Corzine called FINRA’s bluff and flew to Washington to speak directly with top officials at the Securities and Exchange Commission (SEC) without success. He was forced to increase the company’s capital, buying the company a little time.
By October rumors were spreading that Moody’s was going to cut MF Global’s credit rating to junk status, which they did officially on October 24. The very next day MF Global issued a glowing report on its financial condition. Quoting Corzine:
Reflecting the stressed markets in the quarter, we deliberately chose to reduce overall market exposure in most principal trading activities and focused on preserving capital and liquidity….
We were particularly pleased with the repositioning of our mortgage, credit and foreign exchange businesses, the performance of our commodities group, and the common alignment of our brand to strategy. These efforts reflect positively on our ability to execute and deliver competitive returns to shareholders in the quarters ahead….
We remain confident that we have the resources and expertise to continue to successfully manage these exposures to what we believe will be a positive conclusion in December 2012.
The downgrade by Moody’s was the beginning of the end.

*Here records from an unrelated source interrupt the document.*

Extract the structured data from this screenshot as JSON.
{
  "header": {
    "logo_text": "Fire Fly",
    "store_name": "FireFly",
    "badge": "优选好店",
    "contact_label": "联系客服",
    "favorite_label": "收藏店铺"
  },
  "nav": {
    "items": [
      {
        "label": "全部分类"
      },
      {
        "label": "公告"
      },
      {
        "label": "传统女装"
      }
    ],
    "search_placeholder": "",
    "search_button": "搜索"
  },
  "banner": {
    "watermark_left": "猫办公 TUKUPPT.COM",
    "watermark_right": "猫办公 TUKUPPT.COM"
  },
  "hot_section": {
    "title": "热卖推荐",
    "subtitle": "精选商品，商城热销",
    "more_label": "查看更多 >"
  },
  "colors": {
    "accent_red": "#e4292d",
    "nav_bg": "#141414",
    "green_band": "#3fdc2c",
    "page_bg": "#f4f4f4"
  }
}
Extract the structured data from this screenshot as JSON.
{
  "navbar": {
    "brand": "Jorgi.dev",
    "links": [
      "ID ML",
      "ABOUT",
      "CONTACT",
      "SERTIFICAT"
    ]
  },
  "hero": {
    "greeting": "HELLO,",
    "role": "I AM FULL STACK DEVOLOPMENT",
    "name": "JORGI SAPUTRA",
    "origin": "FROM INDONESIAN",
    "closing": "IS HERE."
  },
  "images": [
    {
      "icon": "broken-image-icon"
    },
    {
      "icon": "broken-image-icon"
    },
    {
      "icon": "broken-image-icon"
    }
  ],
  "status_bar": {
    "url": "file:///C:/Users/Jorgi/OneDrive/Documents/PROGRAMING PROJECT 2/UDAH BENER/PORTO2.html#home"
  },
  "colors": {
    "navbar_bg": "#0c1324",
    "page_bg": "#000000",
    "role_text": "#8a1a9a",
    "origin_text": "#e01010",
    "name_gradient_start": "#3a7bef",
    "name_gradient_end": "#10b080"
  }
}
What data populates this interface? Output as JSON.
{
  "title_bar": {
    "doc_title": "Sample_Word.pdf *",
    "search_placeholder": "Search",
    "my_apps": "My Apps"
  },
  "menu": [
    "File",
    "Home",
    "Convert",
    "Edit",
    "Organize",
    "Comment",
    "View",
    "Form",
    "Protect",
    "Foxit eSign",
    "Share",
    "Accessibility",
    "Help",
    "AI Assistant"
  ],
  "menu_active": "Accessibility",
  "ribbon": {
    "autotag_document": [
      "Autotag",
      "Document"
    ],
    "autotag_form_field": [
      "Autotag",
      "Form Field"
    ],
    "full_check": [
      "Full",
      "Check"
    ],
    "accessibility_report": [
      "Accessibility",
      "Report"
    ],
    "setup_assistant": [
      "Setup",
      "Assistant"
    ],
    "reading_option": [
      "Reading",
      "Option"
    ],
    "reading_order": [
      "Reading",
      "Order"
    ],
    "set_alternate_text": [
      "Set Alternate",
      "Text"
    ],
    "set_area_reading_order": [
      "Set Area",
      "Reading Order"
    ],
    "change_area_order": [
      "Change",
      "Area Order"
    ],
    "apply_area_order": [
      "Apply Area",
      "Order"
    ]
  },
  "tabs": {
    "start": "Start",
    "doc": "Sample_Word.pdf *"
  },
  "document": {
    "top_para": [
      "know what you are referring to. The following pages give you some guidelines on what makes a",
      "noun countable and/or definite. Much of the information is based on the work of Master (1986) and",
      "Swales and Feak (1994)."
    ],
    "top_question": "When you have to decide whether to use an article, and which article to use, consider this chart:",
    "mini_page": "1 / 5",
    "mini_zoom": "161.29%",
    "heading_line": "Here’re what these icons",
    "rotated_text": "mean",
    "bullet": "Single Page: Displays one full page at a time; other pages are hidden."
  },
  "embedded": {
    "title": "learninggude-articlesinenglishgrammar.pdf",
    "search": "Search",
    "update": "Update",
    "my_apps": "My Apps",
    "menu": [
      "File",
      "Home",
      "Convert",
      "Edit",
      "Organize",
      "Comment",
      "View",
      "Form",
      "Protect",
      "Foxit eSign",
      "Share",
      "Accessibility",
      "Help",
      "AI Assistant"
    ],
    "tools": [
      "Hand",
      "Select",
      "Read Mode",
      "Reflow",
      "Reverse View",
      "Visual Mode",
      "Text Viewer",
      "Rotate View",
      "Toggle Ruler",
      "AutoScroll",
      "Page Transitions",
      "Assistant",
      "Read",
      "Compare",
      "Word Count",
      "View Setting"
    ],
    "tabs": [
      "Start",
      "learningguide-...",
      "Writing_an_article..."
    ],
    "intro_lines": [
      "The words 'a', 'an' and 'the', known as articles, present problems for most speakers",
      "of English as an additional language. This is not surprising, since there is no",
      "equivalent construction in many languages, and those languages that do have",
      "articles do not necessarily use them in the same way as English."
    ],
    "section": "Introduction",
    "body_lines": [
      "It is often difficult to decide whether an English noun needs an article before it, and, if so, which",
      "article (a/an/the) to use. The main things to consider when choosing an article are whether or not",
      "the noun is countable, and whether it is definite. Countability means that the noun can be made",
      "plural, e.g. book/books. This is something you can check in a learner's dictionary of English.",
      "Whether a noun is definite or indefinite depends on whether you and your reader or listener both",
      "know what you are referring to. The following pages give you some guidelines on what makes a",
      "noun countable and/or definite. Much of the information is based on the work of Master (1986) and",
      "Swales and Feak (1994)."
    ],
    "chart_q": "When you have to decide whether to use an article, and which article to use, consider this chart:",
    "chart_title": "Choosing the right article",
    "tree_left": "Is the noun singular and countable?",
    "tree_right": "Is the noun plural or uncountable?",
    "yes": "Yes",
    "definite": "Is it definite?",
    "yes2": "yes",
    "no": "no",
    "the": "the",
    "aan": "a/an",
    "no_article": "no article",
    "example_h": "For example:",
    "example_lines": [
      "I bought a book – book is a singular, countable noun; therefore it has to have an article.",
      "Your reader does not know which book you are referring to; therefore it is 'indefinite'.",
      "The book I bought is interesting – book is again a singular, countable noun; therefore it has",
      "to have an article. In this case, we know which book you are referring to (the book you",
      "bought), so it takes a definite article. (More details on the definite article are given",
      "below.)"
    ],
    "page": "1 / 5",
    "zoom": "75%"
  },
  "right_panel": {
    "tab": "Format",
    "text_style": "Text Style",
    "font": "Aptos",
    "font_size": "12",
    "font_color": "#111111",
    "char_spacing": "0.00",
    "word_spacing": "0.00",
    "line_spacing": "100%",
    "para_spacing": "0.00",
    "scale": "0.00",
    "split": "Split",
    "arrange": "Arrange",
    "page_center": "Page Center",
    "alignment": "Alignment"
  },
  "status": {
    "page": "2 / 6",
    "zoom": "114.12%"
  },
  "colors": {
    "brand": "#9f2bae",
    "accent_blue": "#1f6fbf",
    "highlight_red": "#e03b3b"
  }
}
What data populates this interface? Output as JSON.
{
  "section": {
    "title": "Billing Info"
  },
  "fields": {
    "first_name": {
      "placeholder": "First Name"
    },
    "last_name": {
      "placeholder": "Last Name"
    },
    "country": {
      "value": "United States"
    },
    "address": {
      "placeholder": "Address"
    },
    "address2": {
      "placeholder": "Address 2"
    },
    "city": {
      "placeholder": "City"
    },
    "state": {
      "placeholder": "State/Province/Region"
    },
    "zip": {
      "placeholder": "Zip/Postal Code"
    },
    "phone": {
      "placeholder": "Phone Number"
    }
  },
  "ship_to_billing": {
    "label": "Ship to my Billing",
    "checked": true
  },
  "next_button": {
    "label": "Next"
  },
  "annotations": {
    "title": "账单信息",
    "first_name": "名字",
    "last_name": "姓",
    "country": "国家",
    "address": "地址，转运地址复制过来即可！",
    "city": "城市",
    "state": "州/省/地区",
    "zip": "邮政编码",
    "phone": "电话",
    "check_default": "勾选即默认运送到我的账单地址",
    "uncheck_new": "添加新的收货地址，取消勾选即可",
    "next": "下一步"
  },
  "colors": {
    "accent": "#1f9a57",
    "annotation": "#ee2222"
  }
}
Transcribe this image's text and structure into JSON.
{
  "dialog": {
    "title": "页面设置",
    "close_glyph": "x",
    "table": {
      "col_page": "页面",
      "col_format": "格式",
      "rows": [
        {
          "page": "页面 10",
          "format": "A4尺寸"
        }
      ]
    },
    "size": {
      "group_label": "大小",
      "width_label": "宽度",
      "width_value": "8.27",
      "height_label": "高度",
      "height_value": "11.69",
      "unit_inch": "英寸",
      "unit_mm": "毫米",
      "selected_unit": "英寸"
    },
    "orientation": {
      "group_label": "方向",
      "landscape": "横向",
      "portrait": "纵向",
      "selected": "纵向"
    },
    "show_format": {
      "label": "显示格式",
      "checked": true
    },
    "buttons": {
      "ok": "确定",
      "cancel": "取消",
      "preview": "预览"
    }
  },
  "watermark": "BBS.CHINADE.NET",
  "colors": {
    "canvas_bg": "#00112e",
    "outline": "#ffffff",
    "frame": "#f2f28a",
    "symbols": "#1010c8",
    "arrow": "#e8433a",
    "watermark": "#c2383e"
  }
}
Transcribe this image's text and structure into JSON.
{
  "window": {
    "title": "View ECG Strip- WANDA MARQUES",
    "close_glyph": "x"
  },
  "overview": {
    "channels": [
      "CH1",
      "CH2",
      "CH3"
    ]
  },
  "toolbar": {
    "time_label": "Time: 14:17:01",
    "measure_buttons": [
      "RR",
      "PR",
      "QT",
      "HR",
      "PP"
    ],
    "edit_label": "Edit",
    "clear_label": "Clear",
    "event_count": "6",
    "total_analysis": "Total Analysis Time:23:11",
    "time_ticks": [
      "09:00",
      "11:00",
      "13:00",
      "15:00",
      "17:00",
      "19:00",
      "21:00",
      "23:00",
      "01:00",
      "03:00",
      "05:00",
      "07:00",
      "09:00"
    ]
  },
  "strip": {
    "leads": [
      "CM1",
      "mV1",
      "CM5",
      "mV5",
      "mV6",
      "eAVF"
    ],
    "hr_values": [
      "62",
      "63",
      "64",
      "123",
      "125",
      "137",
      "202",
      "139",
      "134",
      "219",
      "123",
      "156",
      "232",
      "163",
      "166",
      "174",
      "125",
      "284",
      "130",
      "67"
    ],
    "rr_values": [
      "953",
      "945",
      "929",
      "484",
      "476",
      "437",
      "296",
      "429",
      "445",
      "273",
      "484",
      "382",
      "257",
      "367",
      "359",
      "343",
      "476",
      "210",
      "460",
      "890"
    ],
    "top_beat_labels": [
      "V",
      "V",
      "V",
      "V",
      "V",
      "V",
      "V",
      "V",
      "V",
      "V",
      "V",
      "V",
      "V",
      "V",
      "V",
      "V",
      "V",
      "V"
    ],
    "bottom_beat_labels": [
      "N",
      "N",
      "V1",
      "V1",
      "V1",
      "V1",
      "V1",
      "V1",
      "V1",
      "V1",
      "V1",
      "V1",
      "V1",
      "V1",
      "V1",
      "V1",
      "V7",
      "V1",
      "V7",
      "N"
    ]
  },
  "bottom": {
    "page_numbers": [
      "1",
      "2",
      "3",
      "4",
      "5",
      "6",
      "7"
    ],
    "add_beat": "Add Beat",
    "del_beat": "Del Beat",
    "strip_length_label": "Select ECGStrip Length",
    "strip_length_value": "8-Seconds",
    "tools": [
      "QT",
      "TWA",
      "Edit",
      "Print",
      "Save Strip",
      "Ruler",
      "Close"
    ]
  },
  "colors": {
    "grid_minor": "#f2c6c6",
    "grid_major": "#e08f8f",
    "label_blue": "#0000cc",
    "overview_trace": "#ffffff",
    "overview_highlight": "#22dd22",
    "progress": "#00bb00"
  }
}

MF Global’s shares lost 67 percent of their value by the end of the week. By Monday afternoon, MF Global had disappeared into bankruptcy.
Commentators Eric Lewis at CNN and William Cohan at Bloomberg each excoriated Corzine for his reckless and opaque (and failed) gamble in European bonds, and then called for more regulation. According to Lewis, “What MF Global shows is that the problem is not too much regulation but too little. Without meaningful leverage restrictions on borrowers and meaningful lending restrictions on those who are willing to underwrite this steroidal debt expansion, MF Global is likely to be the tip of yet another iceberg.”
Cohan echoed Lewis: “It didn’t have to be this way. The tragic element of Corzine’s MF Global is that Monday’s bankruptcy filing could have easily been avoided if Corzine’s ego and ambition had been held in check by someone—anyone—willing to stand up to the former New Jersey governor, senator and senior partner at Goldman Sachs…. The collapse of MF Global points once again, in the strongest possible terms, to the importance of having a substantive, teeth-baring regulatory regime charged with overseeing the kind of asynchronous risk-taking that gives people like Corzine the incentive to gamble with other peoples’ money in hopes of reaping financial windfalls.”
But why? Wall Street has been heavily regulated since the bottom of the Great Depression, with a myriad of agencies allegedly looking out for the interests of investors. All that has been accomplished is the capturing of those agencies by the very entities they were designed to regulate. As Gary North noted, the whole regulatory system is rigged against the investor. The sheen of regulation invites investors to think that someone is watching out for them so they don’t have to do their own homework. Says North, “Of course it’s rigged against them. It’s regulated by the government. Nobody holds the regulators accountable for their failure to enforce the rules.”
It’s the market that does the regulating, or should. The fact that Fidelity Investments lost its 14.8 percent investment in MF Global, along with Guardian Life (7.4 percent), TIAA-CREF (6.6 percent), and Piper Jaffray (6.3 percent) is likely to inflict enough pain all by itself to keep Corzine from bamboozling them, or others, ever again. As noted by Russ Roberts at CafeHayek
Isn’t it pretty clear that from here on out, we don’t have to worry about someone holding Corzine in check? He’s done it all by himself. He’s going to find it a lot harder to get people to fund his risk-taking the next time out…. Why do we want the government to protect naive or greedy investors from their own shortcomings? Let’s let them learn a lesson for a change. Why won’t that work?
Let’s tell [investors] that they can lose all their money. [Let’s tell them] you can’t go to the regulator…. [Let’s tell them] you’re on your own.